Informational Interviews: Defined as an informal discussion with the intent of gaining job information from an individual in your field of interest.

  • Proper attitude is upbeat, confident, respectful of the advice and time given, well      researched—asking relevant questions, and always professional.
  • Improper attitude can be defined by being pushy (asking for a job), irrelevant, sloppy, not  timely (being late or overextending), entitled, and non-appreciative.Under this example (and I’ve had plenty of both), attitude guides reaction and ultimate consequence… but you know this.

Career Documents (resume and cover letter): Defined as the primary medium used to formally exchange information related to a specific position.

  • Proper attitude is displayed by keeping information relevant, error-free, confident      (quantifying accomplishments), proper spacing (plenty of white space but not too much), and written professionally.
  • Improper attitude  is defined by taking a lazy road (using templates or self-propagating formats), using illegible fonts (or too small), filled with errors (could be an automatic deal-breaker), and is passive by nature.Under this example, a hiring manager gets a “gut” feeling as to the type      of person the author is. In other words, displaying improper techniques rings bells of keep away, even if you happen to be the most qualified candidate.

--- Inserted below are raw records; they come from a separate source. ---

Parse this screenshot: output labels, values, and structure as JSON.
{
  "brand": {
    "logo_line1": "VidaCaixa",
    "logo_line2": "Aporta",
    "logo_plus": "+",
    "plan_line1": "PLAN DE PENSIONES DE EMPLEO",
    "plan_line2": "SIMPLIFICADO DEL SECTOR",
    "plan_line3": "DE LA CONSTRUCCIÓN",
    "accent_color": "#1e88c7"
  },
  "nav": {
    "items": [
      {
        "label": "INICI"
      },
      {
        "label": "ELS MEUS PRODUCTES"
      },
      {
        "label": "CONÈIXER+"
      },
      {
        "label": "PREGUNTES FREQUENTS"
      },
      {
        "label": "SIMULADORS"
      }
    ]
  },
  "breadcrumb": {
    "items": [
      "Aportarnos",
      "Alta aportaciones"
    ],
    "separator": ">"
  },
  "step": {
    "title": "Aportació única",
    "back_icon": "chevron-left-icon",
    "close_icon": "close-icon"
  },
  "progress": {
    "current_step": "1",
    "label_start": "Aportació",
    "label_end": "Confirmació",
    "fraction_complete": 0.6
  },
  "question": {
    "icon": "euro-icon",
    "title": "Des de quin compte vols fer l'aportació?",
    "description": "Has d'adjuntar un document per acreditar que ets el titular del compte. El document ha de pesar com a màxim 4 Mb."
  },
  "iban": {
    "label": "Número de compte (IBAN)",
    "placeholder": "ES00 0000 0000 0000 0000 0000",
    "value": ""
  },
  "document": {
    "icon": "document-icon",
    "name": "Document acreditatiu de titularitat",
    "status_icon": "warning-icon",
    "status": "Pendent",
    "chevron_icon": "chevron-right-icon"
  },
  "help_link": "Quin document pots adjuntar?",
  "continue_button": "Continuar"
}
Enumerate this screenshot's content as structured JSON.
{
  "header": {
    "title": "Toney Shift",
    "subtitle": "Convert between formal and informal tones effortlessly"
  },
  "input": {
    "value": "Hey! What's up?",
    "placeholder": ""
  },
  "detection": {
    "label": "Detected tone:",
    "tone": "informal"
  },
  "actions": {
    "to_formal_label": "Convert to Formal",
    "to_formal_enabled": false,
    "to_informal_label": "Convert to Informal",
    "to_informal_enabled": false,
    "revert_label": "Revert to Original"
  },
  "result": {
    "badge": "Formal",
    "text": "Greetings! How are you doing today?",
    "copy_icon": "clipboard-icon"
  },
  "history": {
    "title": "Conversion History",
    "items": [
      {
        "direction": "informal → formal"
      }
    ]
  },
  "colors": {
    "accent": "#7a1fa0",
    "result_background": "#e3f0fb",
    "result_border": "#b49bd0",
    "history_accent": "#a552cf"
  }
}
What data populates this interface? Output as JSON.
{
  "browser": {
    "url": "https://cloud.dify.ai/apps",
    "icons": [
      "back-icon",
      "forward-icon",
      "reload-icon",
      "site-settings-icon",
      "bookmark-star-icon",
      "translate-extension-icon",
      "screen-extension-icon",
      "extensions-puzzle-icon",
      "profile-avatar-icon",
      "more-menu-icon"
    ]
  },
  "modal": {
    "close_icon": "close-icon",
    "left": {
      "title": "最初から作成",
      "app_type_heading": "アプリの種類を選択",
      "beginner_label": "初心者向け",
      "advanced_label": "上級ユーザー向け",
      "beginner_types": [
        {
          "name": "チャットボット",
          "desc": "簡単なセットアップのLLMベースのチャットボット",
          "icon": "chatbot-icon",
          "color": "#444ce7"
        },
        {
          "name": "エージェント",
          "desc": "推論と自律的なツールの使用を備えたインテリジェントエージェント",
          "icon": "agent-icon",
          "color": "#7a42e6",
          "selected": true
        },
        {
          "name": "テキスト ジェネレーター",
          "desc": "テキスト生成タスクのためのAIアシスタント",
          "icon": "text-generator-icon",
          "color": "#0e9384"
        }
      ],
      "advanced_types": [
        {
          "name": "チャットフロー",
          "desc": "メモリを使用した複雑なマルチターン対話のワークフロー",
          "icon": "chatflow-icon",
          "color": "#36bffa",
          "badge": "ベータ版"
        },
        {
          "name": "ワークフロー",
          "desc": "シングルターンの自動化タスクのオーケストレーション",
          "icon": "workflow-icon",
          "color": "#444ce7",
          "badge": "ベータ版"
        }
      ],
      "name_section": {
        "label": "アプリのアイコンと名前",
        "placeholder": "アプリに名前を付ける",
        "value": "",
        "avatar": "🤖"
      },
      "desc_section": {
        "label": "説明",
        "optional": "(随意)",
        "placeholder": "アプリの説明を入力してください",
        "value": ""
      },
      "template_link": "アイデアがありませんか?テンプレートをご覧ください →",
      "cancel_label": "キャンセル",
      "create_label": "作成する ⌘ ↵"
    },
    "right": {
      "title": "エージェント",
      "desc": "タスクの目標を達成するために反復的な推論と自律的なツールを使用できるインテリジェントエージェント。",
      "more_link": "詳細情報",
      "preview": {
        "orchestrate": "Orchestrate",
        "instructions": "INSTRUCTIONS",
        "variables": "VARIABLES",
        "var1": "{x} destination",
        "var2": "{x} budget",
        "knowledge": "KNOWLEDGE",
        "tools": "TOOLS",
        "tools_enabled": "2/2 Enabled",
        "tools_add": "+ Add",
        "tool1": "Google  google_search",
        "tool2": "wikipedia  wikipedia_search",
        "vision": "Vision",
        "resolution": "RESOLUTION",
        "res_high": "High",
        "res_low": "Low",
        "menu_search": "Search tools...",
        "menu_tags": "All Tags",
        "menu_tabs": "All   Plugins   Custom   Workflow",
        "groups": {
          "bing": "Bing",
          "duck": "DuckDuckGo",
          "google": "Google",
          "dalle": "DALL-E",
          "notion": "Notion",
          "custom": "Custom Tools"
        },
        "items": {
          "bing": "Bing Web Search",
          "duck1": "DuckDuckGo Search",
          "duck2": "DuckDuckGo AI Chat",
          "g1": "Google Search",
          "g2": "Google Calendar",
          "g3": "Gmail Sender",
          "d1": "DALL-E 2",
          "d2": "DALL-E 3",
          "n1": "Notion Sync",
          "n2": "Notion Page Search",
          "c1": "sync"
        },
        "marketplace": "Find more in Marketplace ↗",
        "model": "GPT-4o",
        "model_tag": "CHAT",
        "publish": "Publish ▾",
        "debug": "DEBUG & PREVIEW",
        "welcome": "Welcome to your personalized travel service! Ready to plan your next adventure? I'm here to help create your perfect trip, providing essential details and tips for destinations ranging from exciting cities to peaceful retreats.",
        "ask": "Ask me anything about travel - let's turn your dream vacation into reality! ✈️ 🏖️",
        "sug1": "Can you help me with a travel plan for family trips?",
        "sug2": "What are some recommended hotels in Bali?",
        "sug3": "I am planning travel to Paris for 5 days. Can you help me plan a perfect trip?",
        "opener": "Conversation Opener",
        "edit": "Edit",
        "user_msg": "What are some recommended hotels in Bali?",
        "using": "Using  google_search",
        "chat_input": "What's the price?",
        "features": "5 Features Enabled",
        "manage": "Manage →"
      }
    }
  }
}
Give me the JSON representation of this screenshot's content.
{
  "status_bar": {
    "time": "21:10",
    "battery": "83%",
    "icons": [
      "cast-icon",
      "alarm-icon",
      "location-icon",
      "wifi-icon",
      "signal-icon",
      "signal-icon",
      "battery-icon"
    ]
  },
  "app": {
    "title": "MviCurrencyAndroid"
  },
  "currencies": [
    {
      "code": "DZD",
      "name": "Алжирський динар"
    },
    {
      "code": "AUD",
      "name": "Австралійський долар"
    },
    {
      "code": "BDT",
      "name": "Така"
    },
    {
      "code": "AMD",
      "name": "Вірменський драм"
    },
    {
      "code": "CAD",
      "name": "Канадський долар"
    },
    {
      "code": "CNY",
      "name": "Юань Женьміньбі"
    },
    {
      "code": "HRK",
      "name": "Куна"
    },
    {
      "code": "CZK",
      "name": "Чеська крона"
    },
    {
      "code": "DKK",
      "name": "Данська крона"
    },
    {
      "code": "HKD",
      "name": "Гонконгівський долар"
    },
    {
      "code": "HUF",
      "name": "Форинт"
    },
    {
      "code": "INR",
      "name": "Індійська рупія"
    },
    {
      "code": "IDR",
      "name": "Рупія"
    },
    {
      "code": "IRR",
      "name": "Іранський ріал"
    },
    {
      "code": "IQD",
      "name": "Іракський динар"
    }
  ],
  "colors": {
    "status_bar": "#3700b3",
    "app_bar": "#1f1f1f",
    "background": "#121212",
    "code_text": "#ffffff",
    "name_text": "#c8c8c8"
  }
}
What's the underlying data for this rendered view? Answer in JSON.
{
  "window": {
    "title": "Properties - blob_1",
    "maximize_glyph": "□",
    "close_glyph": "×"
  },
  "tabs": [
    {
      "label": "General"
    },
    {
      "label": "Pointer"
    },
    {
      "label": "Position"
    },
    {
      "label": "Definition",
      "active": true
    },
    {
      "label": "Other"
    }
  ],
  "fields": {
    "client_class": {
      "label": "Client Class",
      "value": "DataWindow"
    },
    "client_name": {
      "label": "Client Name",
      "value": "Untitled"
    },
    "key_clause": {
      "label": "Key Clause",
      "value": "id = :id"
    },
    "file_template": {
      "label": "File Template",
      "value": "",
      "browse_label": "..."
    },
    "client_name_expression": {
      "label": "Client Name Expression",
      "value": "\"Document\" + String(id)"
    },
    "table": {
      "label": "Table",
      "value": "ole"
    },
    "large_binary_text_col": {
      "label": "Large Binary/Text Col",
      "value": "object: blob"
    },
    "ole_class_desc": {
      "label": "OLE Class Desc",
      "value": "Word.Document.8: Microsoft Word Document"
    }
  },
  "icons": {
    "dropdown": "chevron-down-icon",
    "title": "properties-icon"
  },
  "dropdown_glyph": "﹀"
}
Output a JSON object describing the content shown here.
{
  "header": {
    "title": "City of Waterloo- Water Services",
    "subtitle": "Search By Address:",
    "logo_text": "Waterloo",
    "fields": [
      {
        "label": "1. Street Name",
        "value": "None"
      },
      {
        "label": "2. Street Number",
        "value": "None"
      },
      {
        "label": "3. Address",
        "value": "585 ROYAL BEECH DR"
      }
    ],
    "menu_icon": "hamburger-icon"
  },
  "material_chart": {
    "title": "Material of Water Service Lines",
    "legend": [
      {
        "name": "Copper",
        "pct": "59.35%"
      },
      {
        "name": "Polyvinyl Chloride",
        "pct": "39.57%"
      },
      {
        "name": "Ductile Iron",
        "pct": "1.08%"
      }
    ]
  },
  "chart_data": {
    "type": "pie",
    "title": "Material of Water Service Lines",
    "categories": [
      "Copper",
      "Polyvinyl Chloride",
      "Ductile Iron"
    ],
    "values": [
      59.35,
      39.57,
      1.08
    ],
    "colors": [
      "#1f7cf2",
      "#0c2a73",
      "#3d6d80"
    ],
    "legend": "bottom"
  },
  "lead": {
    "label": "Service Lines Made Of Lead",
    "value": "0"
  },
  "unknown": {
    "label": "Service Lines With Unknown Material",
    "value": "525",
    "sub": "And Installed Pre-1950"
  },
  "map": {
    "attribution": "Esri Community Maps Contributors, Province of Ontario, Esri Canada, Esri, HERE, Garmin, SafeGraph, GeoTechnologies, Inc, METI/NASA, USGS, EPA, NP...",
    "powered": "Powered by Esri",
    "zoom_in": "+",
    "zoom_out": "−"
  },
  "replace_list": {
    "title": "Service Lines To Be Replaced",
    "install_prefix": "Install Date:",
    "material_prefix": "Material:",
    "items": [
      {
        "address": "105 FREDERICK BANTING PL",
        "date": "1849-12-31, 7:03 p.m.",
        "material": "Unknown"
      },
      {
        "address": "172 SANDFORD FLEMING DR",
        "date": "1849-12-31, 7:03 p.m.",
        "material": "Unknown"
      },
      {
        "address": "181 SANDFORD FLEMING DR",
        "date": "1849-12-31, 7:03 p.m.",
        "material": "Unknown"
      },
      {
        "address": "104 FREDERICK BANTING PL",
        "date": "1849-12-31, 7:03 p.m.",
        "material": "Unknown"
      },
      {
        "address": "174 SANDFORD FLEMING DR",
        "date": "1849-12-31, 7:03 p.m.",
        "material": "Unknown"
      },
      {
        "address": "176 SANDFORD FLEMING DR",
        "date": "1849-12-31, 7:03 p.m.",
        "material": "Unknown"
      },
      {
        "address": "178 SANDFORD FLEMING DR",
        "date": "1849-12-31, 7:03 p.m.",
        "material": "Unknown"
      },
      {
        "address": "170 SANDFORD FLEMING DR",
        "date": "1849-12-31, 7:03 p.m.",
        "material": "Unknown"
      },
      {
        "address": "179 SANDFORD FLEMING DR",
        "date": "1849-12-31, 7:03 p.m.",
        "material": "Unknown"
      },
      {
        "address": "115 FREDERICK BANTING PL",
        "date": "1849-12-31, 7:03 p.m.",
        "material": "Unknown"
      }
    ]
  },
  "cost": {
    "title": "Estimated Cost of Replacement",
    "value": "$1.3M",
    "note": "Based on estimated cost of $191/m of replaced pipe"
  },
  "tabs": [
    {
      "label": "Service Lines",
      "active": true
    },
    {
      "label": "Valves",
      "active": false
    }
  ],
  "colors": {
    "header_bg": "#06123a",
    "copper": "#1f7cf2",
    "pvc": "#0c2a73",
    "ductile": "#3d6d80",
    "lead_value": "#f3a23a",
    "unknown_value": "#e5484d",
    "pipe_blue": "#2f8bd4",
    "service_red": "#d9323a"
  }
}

Formal Interview: Recognized to be the place where qualifications are confirmed. Most importantly, this is the setting defining how you “fit in” with the company.

Taken from experience, face-to-face attitude and perception never meant so much as during a formal interview. Naturally if the first two elements discussed above are out of sync, a formal interview will never be offered.

  • Proper attitude:  timely, respectful, firm handshake, asking the right questions  (well-researched), listening and responding directly to each question, behaving in a courteous manner, responding professionally, recognizing all parties involved (including the receptionist), and sending a handwritten follow up to be sent via snail mail.
  • Improper attitude is reflected by being late, loud, disrespectful, diverting questions,      sounding rehearsed, lacking eye contact, offering a limp handshake, not researching the company, being distracted, reeking of smoke, not offering any solid examples as to how you will create an immediate value, and oozing of arrogance.If you are currently employed, the importance of perception cannot go understated. To encourage promotions and/or job stability, take advantage and express the right attitude hour in and hour out. With downsizing and shrinking budgets, peers, managers, corporate executives all are eager to fill positions with individuals recognized as problem solvers. Candidate attitudes and the perception of others play a huge factor in shaping career success, an often ignored fact held by many.

    The New Year promises to be one of continued adjustment, personally and professionally. Irrelevant of your circumstance, the manner in which you expresses attitude directly correlates to the picture viewed by others. Now is a perfect time to reflect on this year’s goals, develop a plan to achieve each objective, and reinforce the value of a positive attitude. If you have not bought into the fact that attitude and perception is the foundation of success, try it for three months and prove me wrong. Consider yourself as being double dared. Interested in purchasing Education Career Services career resources, books, and workbooks, visit our website or Amazon.com (search Danny Huffman at education career services).

    Danny Hufman, MA, CEIP, CPRW, CPCC
    www.educationcareerservices.com
    Twitter: @dannyatecs